Tuesday night I met with my favorite aunt’s book club. I knew it would be a great group when one of the special guests (a member’s 84 year-old mother) arrived with a hip flask of bourbon in one cardigan pocket and a can of 7-Up in the other. During the discussion, one of the women told me she’d recently read Driftless, by fellow Wisconsin author David Rhodes. Driftless is Mr. Rhodes’ first novel in thirty years, after a motorcycle accident that left him paralyzed. My aunt’s friend proceeded to ask me if I’d ever taken a leave of absence from writing, and if not, if I even felt such a thing would be possible.
“Funny you should ask,” I replied. Because after my second novel crashed and burned, I did take a hiatus from writing. I had a crisis of confidence…it became nearly painful to write, and I even lost pleasure in reading fiction. I became terrified of the blank page. Several months passed, until a health scare shook me out of my paralysis. I didn’t feel ready to write fiction yet, but I could bake…I could garden…I could design the invitations to my sister’s wedding shower.
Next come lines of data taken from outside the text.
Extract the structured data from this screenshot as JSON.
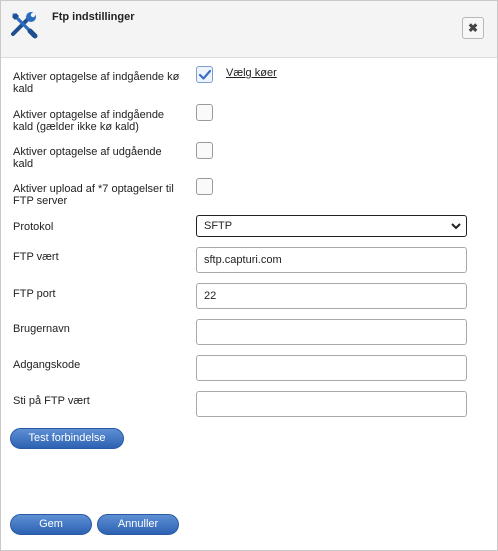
{
  "dialog": {
    "title": "Ftp indstillinger",
    "icon": "tools-icon",
    "close_icon": "close-icon"
  },
  "options": [
    {
      "label": "Aktiver optagelse af indgående kø kald",
      "checked": true,
      "link": "Vælg køer"
    },
    {
      "label": "Aktiver optagelse af indgående kald (gælder ikke kø kald)",
      "checked": false
    },
    {
      "label": "Aktiver optagelse af udgående kald",
      "checked": false
    },
    {
      "label": "Aktiver upload af *7 optagelser til FTP server",
      "checked": false
    }
  ],
  "fields": {
    "protocol": {
      "label": "Protokol",
      "value": "SFTP"
    },
    "host": {
      "label": "FTP vært",
      "value": "sftp.capturi.com"
    },
    "port": {
      "label": "FTP port",
      "value": "22"
    },
    "username": {
      "label": "Brugernavn",
      "value": ""
    },
    "password": {
      "label": "Adgangskode",
      "value": ""
    },
    "path": {
      "label": "Sti på FTP vært",
      "value": ""
    }
  },
  "buttons": {
    "test": "Test forbindelse",
    "save": "Gem",
    "cancel": "Annuller"
  },
  "colors": {
    "button": "#3a6fc0",
    "header_bg": "#f4f4f4",
    "check": "#3a6fc0"
  }
}
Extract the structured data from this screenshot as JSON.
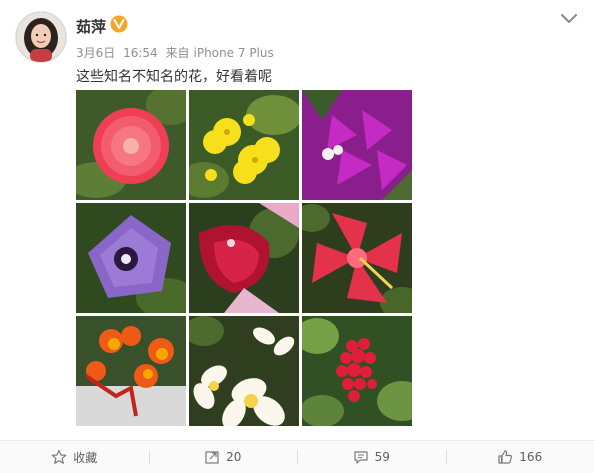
{
  "post": {
    "username": "茹萍",
    "meta": {
      "date": "3月6日",
      "time": "16:54",
      "source_prefix": "来自",
      "device": "iPhone 7 Plus"
    },
    "text": "这些知名不知名的花，好看着呢",
    "photos": [
      "red-pom-pom-flower",
      "yellow-flowers",
      "magenta-bougainvillea",
      "purple-morning-glory",
      "red-tropical-flower",
      "red-hibiscus",
      "orange-red-flowers",
      "white-frangipani",
      "red-ixora"
    ]
  },
  "actions": {
    "favorite_label": "收藏",
    "repost_count": "20",
    "comment_count": "59",
    "like_count": "166"
  },
  "colors": {
    "verified_badge": "#f5a623",
    "meta_text": "#8f8f8f"
  }
}
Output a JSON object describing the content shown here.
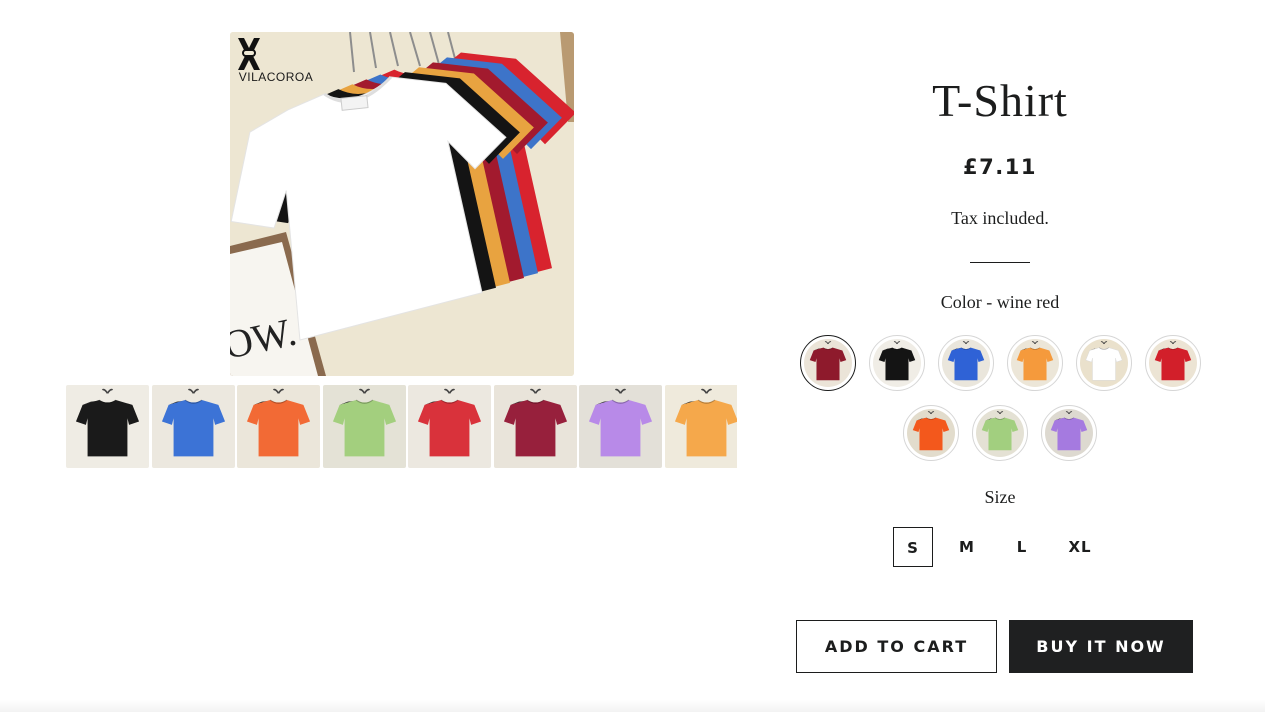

Anything to reignite the creative spark I seemed to have lost.
The conventional wisdom is that if you are a writer, you will feel a near-physical compulsion to write; and if you are a novelist, to tell stories. However, what of Harper Lee, who never wrote another book after To Kill a Mockingbird? Ralph Ellison…J.D. Salinger, who stopped writing for the public after The Catcher in the Rye? Well, if I never published again, I’d be in good company. But if I felt an actual aversion to writing, did that mean I was no longer a writer? Maybe I was just pouting.
I’d gone through this before, when self-doubt hamstrung me. But after some time hiding out and avoiding the blank page, I always came back to it. Because in the end, writing makes me happy—fleshing out characters, playing with language, structuring a scene. It's in my blood, and I'll probably keep writing even if I'm my only audience. The lovely thing I discovered along the way is that sometimes a break isn’t a bad thing, because it can inspire just the breakthrough you need.
What about you? Have you ever stopped writing for awhile? If so, how did you come back to it?
Jess Riley is the author of Driving Sideways (Ballantine Books, 2008). She's currently working on two novels and is no longer afraid of the blank page, rejection, or crummy reviews. She is, however, still afraid of heights.